Give the number of lines in the listing that contain "label", with no other words.

◆ Excerpted records
::::::::::

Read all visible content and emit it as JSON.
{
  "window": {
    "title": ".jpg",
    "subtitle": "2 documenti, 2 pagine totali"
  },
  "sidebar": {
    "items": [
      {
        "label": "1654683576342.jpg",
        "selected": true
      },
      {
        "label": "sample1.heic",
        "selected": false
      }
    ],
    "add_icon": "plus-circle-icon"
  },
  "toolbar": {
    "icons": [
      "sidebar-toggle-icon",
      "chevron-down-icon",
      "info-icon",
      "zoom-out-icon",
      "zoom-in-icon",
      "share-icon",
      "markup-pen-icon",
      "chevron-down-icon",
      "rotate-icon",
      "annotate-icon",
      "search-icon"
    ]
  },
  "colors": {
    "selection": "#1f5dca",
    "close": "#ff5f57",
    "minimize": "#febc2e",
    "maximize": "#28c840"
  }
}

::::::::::

◆ Result of the task
2